A month after New Jersey became the first state in decades to abolish the death penalty, a majority of Maryland voters do not support a similar repeal, says a survey commissioned by the Baltimore Sun. Fifty-seven percent said they want the death penalty to remain legal, while 33 percent said they would ban it. The statewide poll of 904 likely voters was conducted Jan. 6 to Jan. 9. It has a margin of error of 3.5 percentage points.
Capital punishment has been the subject of intense debate in Maryland. Opponents question whether there are racial or geographic disparities in how the death penalty is imposed here, an argument bolstered by a 2003 University of Maryland study. Last year, Gov. Martin O’Malley led a failed attempt to abolish capital punishment. The survey revealed weaker support for the death penalty in Maryland – one of 36 states with a capital sentencing option for convicted killers – than in a national Gallup poll conducted in October. In that survey, 69 percent of respondents said they were in favor of the death penalty for a convicted murderer, while 27 percent said they were not.
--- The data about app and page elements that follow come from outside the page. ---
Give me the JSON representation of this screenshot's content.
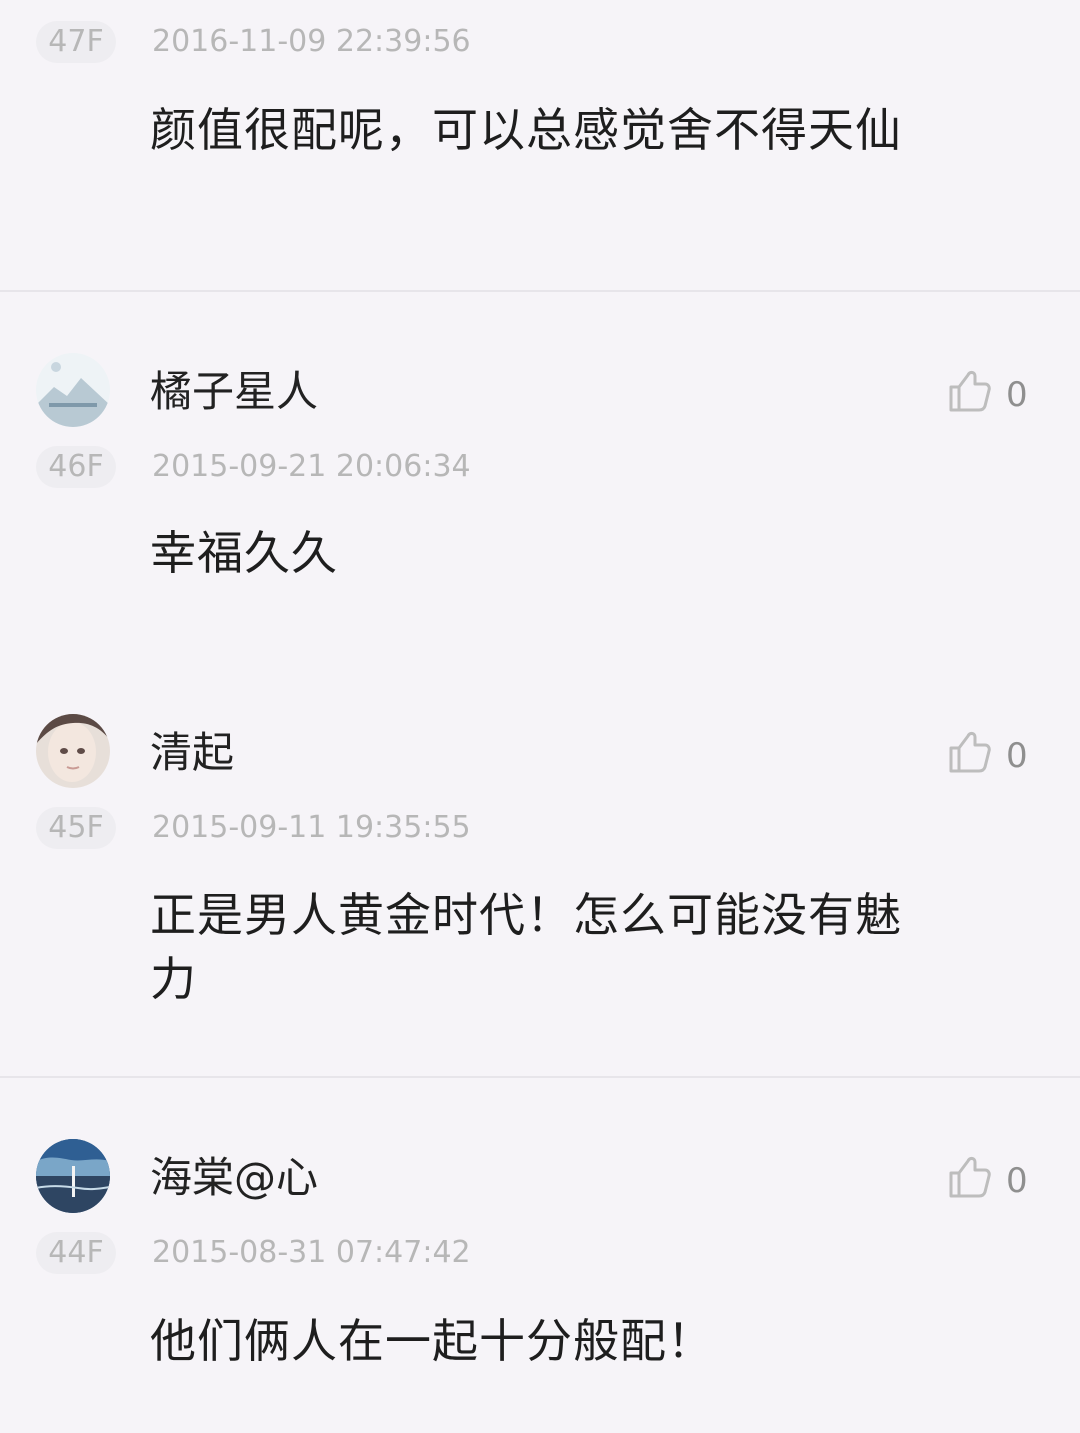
{
  "comments": [
    {
      "floor": "47F",
      "time": "2016-11-09 22:39:56",
      "content": "颜值很配呢，可以总感觉舍不得天仙"
    },
    {
      "username": "橘子星人",
      "like_count": "0",
      "floor": "46F",
      "time": "2015-09-21 20:06:34",
      "content": "幸福久久"
    },
    {
      "username": "清起",
      "like_count": "0",
      "floor": "45F",
      "time": "2015-09-11 19:35:55",
      "content": "正是男人黄金时代！怎么可能没有魅力"
    },
    {
      "username": "海棠@心",
      "like_count": "0",
      "floor": "44F",
      "time": "2015-08-31 07:47:42",
      "content": "他们俩人在一起十分般配！"
    }
  ],
  "icons": {
    "like": "thumbs-up-icon"
  },
  "colors": {
    "background": "#f6f4f8",
    "muted_text": "#b7b7b7",
    "primary_text": "#1e1e1e",
    "divider": "#e7e5ea"
  }
}
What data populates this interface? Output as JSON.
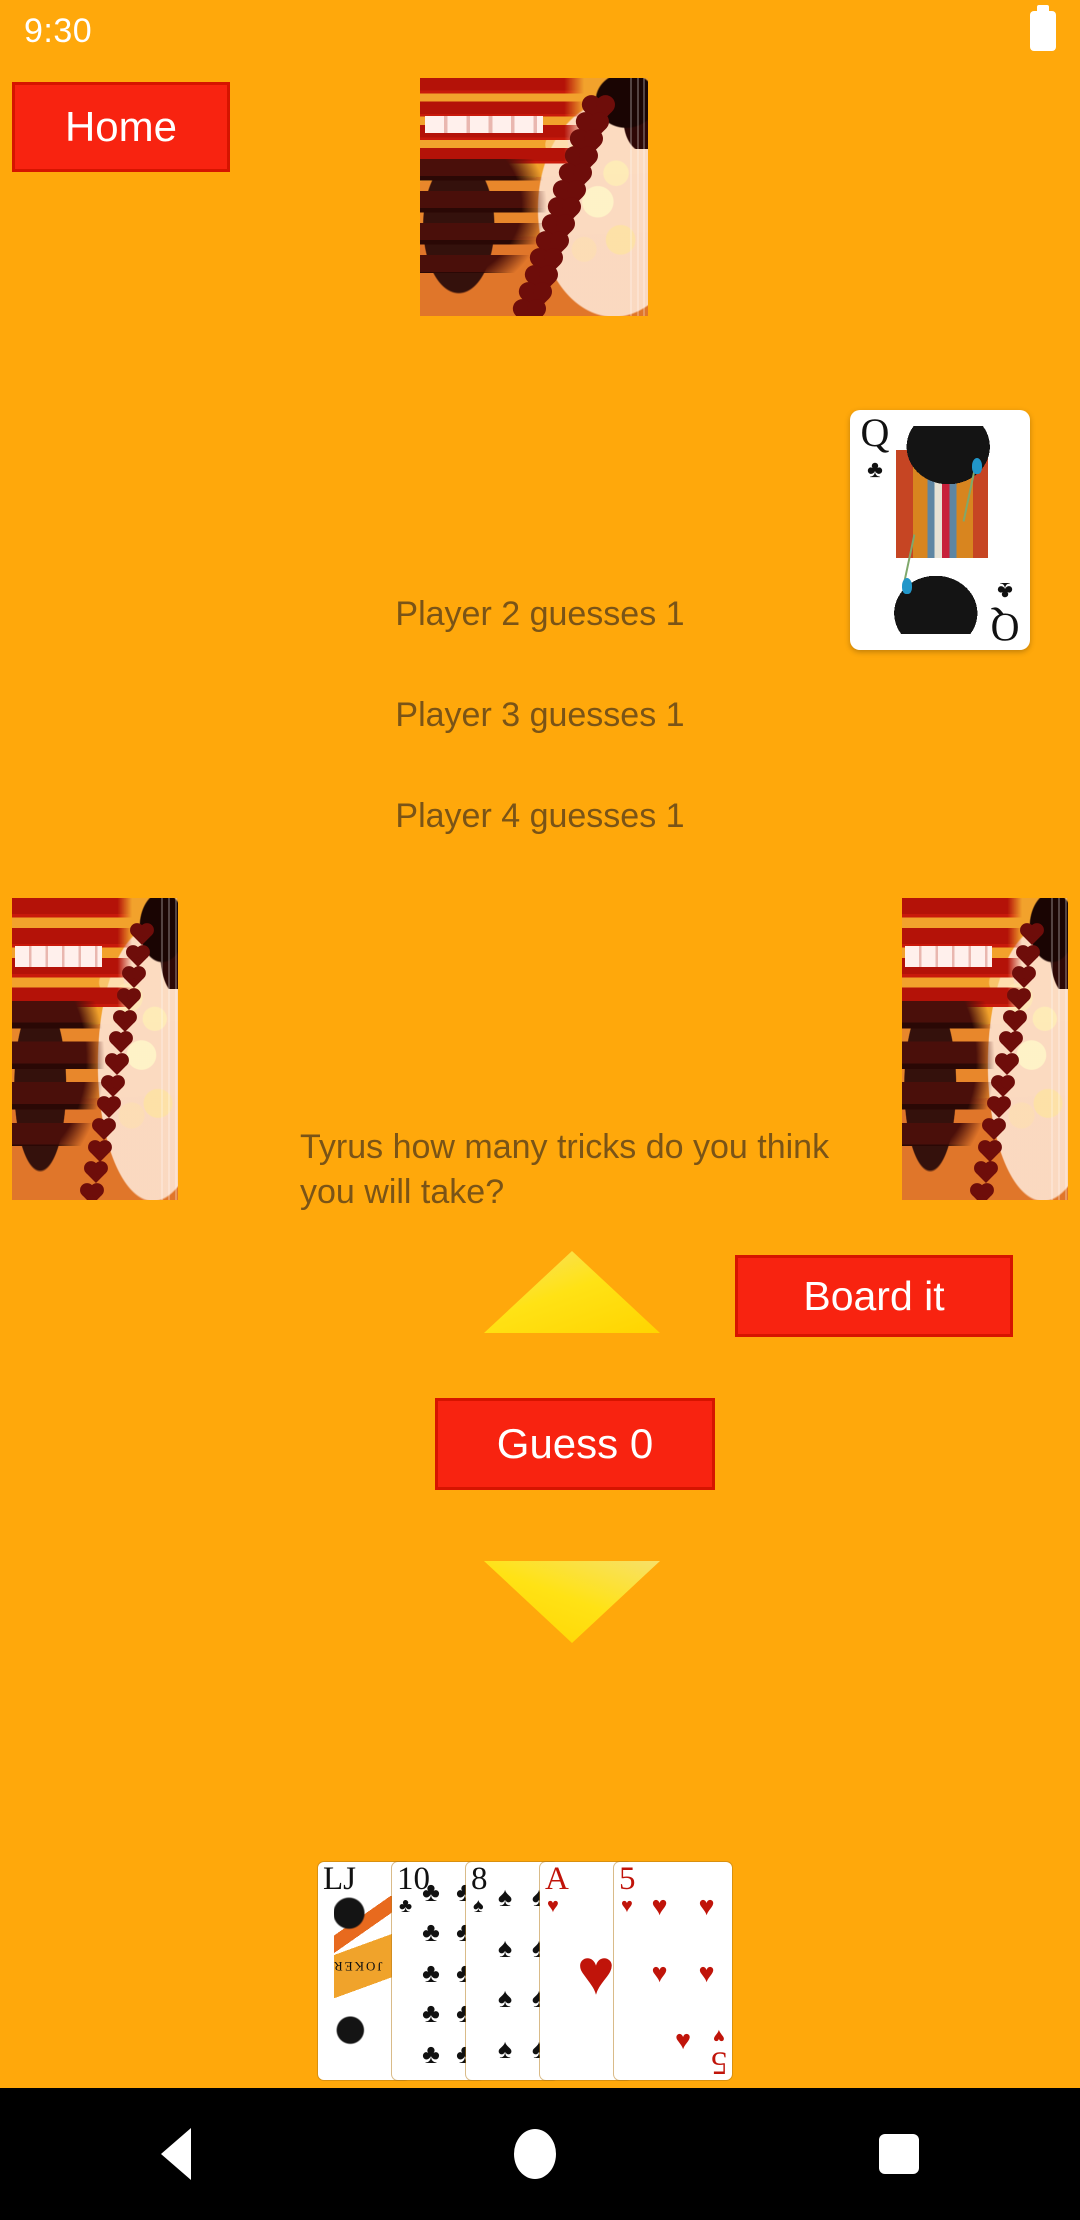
{
  "status_bar": {
    "time": "9:30",
    "battery_icon": "battery-full-icon"
  },
  "background_color": "#FFA80B",
  "accent_color": "#F82310",
  "text_color": "#7A5417",
  "buttons": {
    "home_label": "Home",
    "board_it_label": "Board it",
    "guess_label": "Guess 0"
  },
  "controls": {
    "increase_icon": "triangle-up-icon",
    "decrease_icon": "triangle-down-icon",
    "triangle_color": "#FFE215"
  },
  "guesses": [
    "Player 2 guesses 1",
    "Player 3 guesses 1",
    "Player 4 guesses 1"
  ],
  "prompt": "Tyrus how many tricks do you think you will take?",
  "played_card": {
    "rank": "Q",
    "suit_symbol": "♣",
    "name": "queen-of-clubs",
    "color": "#111111"
  },
  "opponent_stacks": [
    {
      "name": "top-card-stack",
      "position": "top"
    },
    {
      "name": "left-card-stack",
      "position": "left"
    },
    {
      "name": "right-card-stack",
      "position": "right"
    }
  ],
  "player_hand": [
    {
      "rank": "LJ",
      "suit": "joker",
      "suit_symbol": "",
      "color": "black",
      "pips": 0
    },
    {
      "rank": "10",
      "suit": "clubs",
      "suit_symbol": "♣",
      "color": "black",
      "pips": 10
    },
    {
      "rank": "8",
      "suit": "spades",
      "suit_symbol": "♠",
      "color": "black",
      "pips": 8
    },
    {
      "rank": "A",
      "suit": "hearts",
      "suit_symbol": "♥",
      "color": "red",
      "pips": 1
    },
    {
      "rank": "5",
      "suit": "hearts",
      "suit_symbol": "♥",
      "color": "red",
      "pips": 5
    }
  ],
  "joker_word": "JOKER",
  "nav_bar": {
    "back_icon": "back-triangle-icon",
    "home_icon": "home-circle-icon",
    "recents_icon": "recents-square-icon"
  }
}
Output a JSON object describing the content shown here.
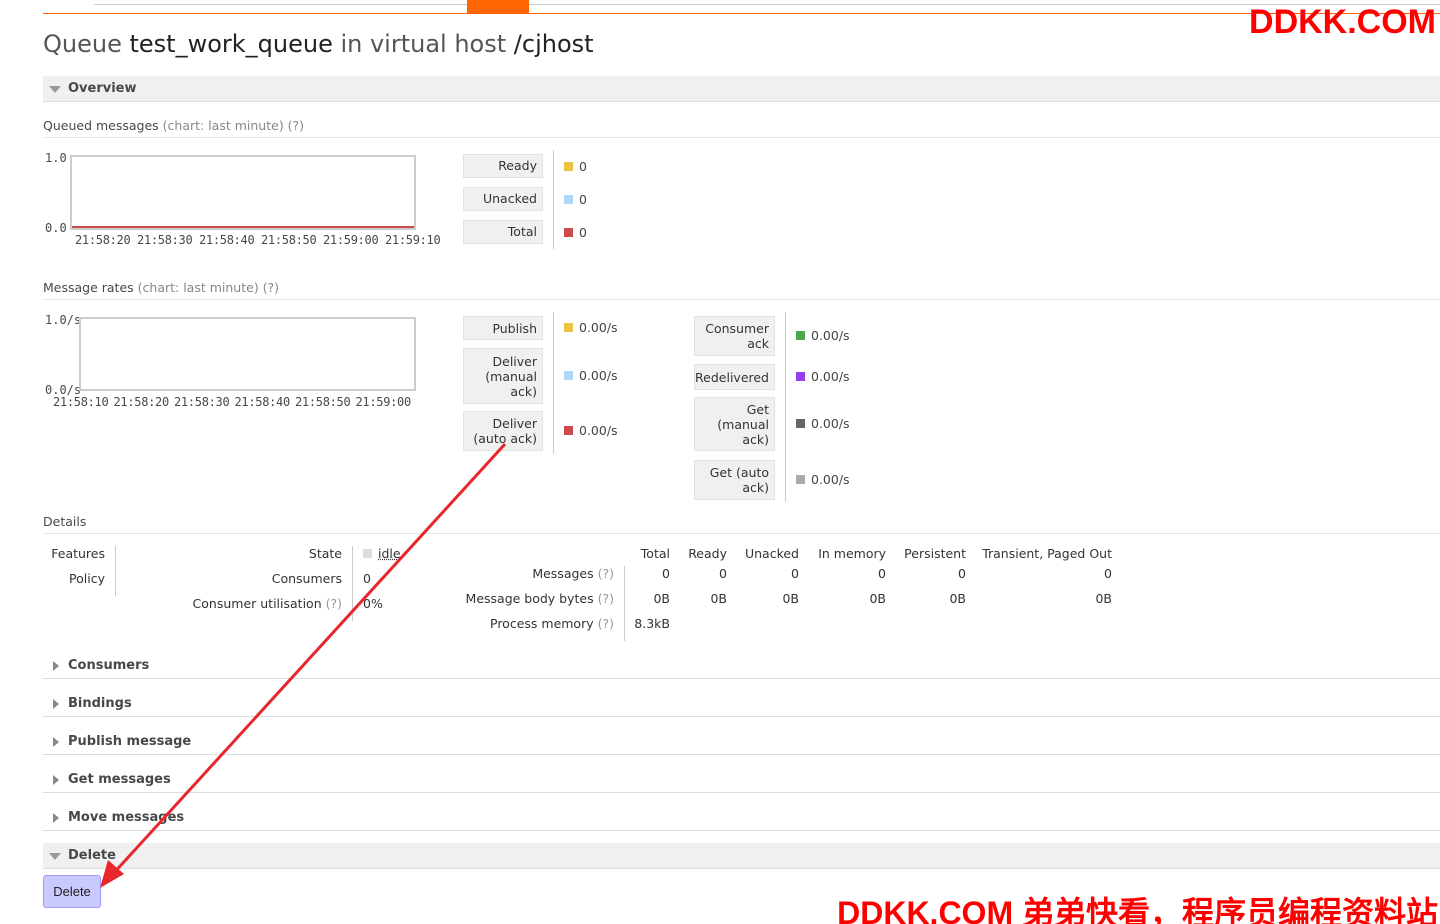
{
  "watermark_top": "DDKK.COM",
  "watermark_bottom": "DDKK.COM 弟弟快看，程序员编程资料站",
  "title": {
    "prefix": "Queue ",
    "queue": "test_work_queue",
    "mid": " in virtual host ",
    "vhost": "/cjhost"
  },
  "overview_label": "Overview",
  "queued": {
    "heading": "Queued messages",
    "muted": "(chart: last minute) (?)",
    "y_top": "1.0",
    "y_bottom": "0.0",
    "x_ticks": [
      "21:58:20",
      "21:58:30",
      "21:58:40",
      "21:58:50",
      "21:59:00",
      "21:59:10"
    ],
    "legend": [
      {
        "label": "Ready",
        "value": "0",
        "color": "#edc240"
      },
      {
        "label": "Unacked",
        "value": "0",
        "color": "#afd8f8"
      },
      {
        "label": "Total",
        "value": "0",
        "color": "#cb4b4b"
      }
    ]
  },
  "rates": {
    "heading": "Message rates",
    "muted": "(chart: last minute) (?)",
    "y_top": "1.0/s",
    "y_bottom": "0.0/s",
    "x_ticks": [
      "21:58:10",
      "21:58:20",
      "21:58:30",
      "21:58:40",
      "21:58:50",
      "21:59:00"
    ],
    "left": [
      {
        "label": "Publish",
        "value": "0.00/s",
        "color": "#edc240"
      },
      {
        "label": "Deliver (manual ack)",
        "value": "0.00/s",
        "color": "#afd8f8"
      },
      {
        "label": "Deliver (auto ack)",
        "value": "0.00/s",
        "color": "#cb4b4b"
      }
    ],
    "right": [
      {
        "label": "Consumer ack",
        "value": "0.00/s",
        "color": "#4da74d"
      },
      {
        "label": "Redelivered",
        "value": "0.00/s",
        "color": "#9440ed"
      },
      {
        "label": "Get (manual ack)",
        "value": "0.00/s",
        "color": "#666666"
      },
      {
        "label": "Get (auto ack)",
        "value": "0.00/s",
        "color": "#aaaaaa"
      }
    ]
  },
  "details": {
    "heading": "Details",
    "features_label": "Features",
    "policy_label": "Policy",
    "state_label": "State",
    "state_value": "idle",
    "consumers_label": "Consumers",
    "consumers_value": "0",
    "utilisation_label": "Consumer utilisation",
    "utilisation_q": "(?)",
    "utilisation_value": "0%",
    "columns": [
      "Total",
      "Ready",
      "Unacked",
      "In memory",
      "Persistent",
      "Transient, Paged Out"
    ],
    "rows": [
      {
        "label": "Messages",
        "q": "(?)",
        "values": [
          "0",
          "0",
          "0",
          "0",
          "0",
          "0"
        ]
      },
      {
        "label": "Message body bytes",
        "q": "(?)",
        "values": [
          "0B",
          "0B",
          "0B",
          "0B",
          "0B",
          "0B"
        ]
      },
      {
        "label": "Process memory",
        "q": "(?)",
        "values": [
          "8.3kB"
        ]
      }
    ]
  },
  "sections": [
    "Consumers",
    "Bindings",
    "Publish message",
    "Get messages",
    "Move messages"
  ],
  "delete_section": "Delete",
  "delete_button": "Delete"
}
Support for capital punishment drops precipitously when pollsters introduce the alternative sentence of life in prison without possibility of parole.